- THE PROBLEM: Working line by line, output the entries below exactly as they appear.

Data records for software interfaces
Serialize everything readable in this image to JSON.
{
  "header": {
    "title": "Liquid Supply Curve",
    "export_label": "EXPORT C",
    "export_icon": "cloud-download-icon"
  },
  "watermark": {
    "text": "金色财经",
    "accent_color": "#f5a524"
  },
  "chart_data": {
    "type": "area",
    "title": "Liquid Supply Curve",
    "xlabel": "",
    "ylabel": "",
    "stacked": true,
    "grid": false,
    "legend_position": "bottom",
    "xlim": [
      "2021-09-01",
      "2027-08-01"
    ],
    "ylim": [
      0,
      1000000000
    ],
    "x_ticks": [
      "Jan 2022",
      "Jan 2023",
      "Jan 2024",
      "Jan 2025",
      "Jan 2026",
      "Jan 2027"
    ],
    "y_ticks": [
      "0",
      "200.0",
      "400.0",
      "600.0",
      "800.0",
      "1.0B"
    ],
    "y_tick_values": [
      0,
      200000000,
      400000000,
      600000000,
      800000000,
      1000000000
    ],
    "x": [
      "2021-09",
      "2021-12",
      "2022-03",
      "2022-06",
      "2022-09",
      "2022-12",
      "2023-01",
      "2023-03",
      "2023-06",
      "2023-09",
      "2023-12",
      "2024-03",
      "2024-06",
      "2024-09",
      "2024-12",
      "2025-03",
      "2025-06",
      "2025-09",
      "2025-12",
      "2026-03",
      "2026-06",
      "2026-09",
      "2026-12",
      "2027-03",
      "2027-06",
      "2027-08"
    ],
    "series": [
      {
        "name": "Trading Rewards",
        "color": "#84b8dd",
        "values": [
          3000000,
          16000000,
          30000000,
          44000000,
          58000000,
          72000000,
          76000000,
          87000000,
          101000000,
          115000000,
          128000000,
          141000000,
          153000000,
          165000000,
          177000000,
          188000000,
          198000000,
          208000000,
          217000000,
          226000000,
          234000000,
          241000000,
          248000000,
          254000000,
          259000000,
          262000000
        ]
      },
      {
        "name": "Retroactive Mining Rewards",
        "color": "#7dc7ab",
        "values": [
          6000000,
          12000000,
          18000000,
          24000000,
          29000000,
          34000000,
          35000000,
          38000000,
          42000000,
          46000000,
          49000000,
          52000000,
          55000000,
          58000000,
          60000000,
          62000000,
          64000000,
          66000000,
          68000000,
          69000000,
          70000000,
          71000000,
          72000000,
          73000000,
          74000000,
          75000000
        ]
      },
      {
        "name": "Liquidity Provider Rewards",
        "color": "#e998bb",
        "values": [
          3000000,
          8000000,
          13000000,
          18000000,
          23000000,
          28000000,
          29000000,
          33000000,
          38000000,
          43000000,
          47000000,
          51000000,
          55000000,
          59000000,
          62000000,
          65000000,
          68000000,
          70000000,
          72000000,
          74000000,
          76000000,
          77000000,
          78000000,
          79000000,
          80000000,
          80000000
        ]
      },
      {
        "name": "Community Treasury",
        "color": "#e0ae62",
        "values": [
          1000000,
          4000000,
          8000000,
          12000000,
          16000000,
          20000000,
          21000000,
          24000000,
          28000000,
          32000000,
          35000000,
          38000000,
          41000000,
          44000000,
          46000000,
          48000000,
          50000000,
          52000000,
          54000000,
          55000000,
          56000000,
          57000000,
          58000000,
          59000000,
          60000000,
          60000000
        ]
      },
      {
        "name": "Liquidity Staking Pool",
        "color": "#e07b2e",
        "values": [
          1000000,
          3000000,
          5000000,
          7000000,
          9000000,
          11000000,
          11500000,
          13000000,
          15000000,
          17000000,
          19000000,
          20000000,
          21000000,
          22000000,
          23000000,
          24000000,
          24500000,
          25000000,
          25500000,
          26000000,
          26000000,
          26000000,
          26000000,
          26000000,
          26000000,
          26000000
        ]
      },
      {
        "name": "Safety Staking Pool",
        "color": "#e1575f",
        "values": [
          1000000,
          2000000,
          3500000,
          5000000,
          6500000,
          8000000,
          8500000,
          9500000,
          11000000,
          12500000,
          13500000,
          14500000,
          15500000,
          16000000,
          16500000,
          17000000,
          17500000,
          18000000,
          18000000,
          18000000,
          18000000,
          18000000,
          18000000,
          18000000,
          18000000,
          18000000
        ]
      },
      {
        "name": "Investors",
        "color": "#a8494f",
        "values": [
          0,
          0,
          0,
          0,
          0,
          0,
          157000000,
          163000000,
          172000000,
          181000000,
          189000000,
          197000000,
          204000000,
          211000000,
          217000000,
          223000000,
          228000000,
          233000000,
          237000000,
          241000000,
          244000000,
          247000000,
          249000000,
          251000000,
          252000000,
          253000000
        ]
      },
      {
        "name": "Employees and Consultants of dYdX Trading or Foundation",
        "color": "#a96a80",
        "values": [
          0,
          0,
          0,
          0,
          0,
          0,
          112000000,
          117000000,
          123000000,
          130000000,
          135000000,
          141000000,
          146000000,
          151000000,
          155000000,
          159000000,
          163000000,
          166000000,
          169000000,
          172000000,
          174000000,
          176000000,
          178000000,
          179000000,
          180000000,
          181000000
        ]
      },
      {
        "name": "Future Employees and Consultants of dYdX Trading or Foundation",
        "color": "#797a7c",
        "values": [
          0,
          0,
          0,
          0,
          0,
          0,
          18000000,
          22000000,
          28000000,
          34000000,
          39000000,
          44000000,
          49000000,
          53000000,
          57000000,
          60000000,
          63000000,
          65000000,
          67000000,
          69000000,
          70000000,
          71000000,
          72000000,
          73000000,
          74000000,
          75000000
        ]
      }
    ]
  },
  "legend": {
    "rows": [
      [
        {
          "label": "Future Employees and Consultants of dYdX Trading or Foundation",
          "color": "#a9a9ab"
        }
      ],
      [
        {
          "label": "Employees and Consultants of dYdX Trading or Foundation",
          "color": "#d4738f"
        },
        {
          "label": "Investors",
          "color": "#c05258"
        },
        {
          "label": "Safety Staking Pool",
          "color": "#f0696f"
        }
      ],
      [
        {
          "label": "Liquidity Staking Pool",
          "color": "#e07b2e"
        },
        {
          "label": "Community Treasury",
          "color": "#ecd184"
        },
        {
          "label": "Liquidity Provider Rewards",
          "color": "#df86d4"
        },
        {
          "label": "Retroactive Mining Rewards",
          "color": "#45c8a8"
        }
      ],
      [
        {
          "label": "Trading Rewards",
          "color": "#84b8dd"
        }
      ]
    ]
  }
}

- ANSWER BOX:
Serialize everything readable in this image to JSON.
{
  "header": {
    "title": "Liquid Supply Curve",
    "export_label": "EXPORT C",
    "export_icon": "cloud-download-icon"
  },
  "watermark": {
    "text": "金色财经",
    "accent_color": "#f5a524"
  },
  "chart_data": {
    "type": "area",
    "title": "Liquid Supply Curve",
    "xlabel": "",
    "ylabel": "",
    "stacked": true,
    "grid": false,
    "legend_position": "bottom",
    "xlim": [
      "2021-09-01",
      "2027-08-01"
    ],
    "ylim": [
      0,
      1000000000
    ],
    "x_ticks": [
      "Jan 2022",
      "Jan 2023",
      "Jan 2024",
      "Jan 2025",
      "Jan 2026",
      "Jan 2027"
    ],
    "y_ticks": [
      "0",
      "200.0",
      "400.0",
      "600.0",
      "800.0",
      "1.0B"
    ],
    "y_tick_values": [
      0,
      200000000,
      400000000,
      600000000,
      800000000,
      1000000000
    ],
    "x": [
      "2021-09",
      "2021-12",
      "2022-03",
      "2022-06",
      "2022-09",
      "2022-12",
      "2023-01",
      "2023-03",
      "2023-06",
      "2023-09",
      "2023-12",
      "2024-03",
      "2024-06",
      "2024-09",
      "2024-12",
      "2025-03",
      "2025-06",
      "2025-09",
      "2025-12",
      "2026-03",
      "2026-06",
      "2026-09",
      "2026-12",
      "2027-03",
      "2027-06",
      "2027-08"
    ],
    "series": [
      {
        "name": "Trading Rewards",
        "color": "#84b8dd",
        "values": [
          3000000,
          16000000,
          30000000,
          44000000,
          58000000,
          72000000,
          76000000,
          87000000,
          101000000,
          115000000,
          128000000,
          141000000,
          153000000,
          165000000,
          177000000,
          188000000,
          198000000,
          208000000,
          217000000,
          226000000,
          234000000,
          241000000,
          248000000,
          254000000,
          259000000,
          262000000
        ]
      },
      {
        "name": "Retroactive Mining Rewards",
        "color": "#7dc7ab",
        "values": [
          6000000,
          12000000,
          18000000,
          24000000,
          29000000,
          34000000,
          35000000,
          38000000,
          42000000,
          46000000,
          49000000,
          52000000,
          55000000,
          58000000,
          60000000,
          62000000,
          64000000,
          66000000,
          68000000,
          69000000,
          70000000,
          71000000,
          72000000,
          73000000,
          74000000,
          75000000
        ]
      },
      {
        "name": "Liquidity Provider Rewards",
        "color": "#e998bb",
        "values": [
          3000000,
          8000000,
          13000000,
          18000000,
          23000000,
          28000000,
          29000000,
          33000000,
          38000000,
          43000000,
          47000000,
          51000000,
          55000000,
          59000000,
          62000000,
          65000000,
          68000000,
          70000000,
          72000000,
          74000000,
          76000000,
          77000000,
          78000000,
          79000000,
          80000000,
          80000000
        ]
      },
      {
        "name": "Community Treasury",
        "color": "#e0ae62",
        "values": [
          1000000,
          4000000,
          8000000,
          12000000,
          16000000,
          20000000,
          21000000,
          24000000,
          28000000,
          32000000,
          35000000,
          38000000,
          41000000,
          44000000,
          46000000,
          48000000,
          50000000,
          52000000,
          54000000,
          55000000,
          56000000,
          57000000,
          58000000,
          59000000,
          60000000,
          60000000
        ]
      },
      {
        "name": "Liquidity Staking Pool",
        "color": "#e07b2e",
        "values": [
          1000000,
          3000000,
          5000000,
          7000000,
          9000000,
          11000000,
          11500000,
          13000000,
          15000000,
          17000000,
          19000000,
          20000000,
          21000000,
          22000000,
          23000000,
          24000000,
          24500000,
          25000000,
          25500000,
          26000000,
          26000000,
          26000000,
          26000000,
          26000000,
          26000000,
          26000000
        ]
      },
      {
        "name": "Safety Staking Pool",
        "color": "#e1575f",
        "values": [
          1000000,
          2000000,
          3500000,
          5000000,
          6500000,
          8000000,
          8500000,
          9500000,
          11000000,
          12500000,
          13500000,
          14500000,
          15500000,
          16000000,
          16500000,
          17000000,
          17500000,
          18000000,
          18000000,
          18000000,
          18000000,
          18000000,
          18000000,
          18000000,
          18000000,
          18000000
        ]
      },
      {
        "name": "Investors",
        "color": "#a8494f",
        "values": [
          0,
          0,
          0,
          0,
          0,
          0,
          157000000,
          163000000,
          172000000,
          181000000,
          189000000,
          197000000,
          204000000,
          211000000,
          217000000,
          223000000,
          228000000,
          233000000,
          237000000,
          241000000,
          244000000,
          247000000,
          249000000,
          251000000,
          252000000,
          253000000
        ]
      },
      {
        "name": "Employees and Consultants of dYdX Trading or Foundation",
        "color": "#a96a80",
        "values": [
          0,
          0,
          0,
          0,
          0,
          0,
          112000000,
          117000000,
          123000000,
          130000000,
          135000000,
          141000000,
          146000000,
          151000000,
          155000000,
          159000000,
          163000000,
          166000000,
          169000000,
          172000000,
          174000000,
          176000000,
          178000000,
          179000000,
          180000000,
          181000000
        ]
      },
      {
        "name": "Future Employees and Consultants of dYdX Trading or Foundation",
        "color": "#797a7c",
        "values": [
          0,
          0,
          0,
          0,
          0,
          0,
          18000000,
          22000000,
          28000000,
          34000000,
          39000000,
          44000000,
          49000000,
          53000000,
          57000000,
          60000000,
          63000000,
          65000000,
          67000000,
          69000000,
          70000000,
          71000000,
          72000000,
          73000000,
          74000000,
          75000000
        ]
      }
    ]
  },
  "legend": {
    "rows": [
      [
        {
          "label": "Future Employees and Consultants of dYdX Trading or Foundation",
          "color": "#a9a9ab"
        }
      ],
      [
        {
          "label": "Employees and Consultants of dYdX Trading or Foundation",
          "color": "#d4738f"
        },
        {
          "label": "Investors",
          "color": "#c05258"
        },
        {
          "label": "Safety Staking Pool",
          "color": "#f0696f"
        }
      ],
      [
        {
          "label": "Liquidity Staking Pool",
          "color": "#e07b2e"
        },
        {
          "label": "Community Treasury",
          "color": "#ecd184"
        },
        {
          "label": "Liquidity Provider Rewards",
          "color": "#df86d4"
        },
        {
          "label": "Retroactive Mining Rewards",
          "color": "#45c8a8"
        }
      ],
      [
        {
          "label": "Trading Rewards",
          "color": "#84b8dd"
        }
      ]
    ]
  }
}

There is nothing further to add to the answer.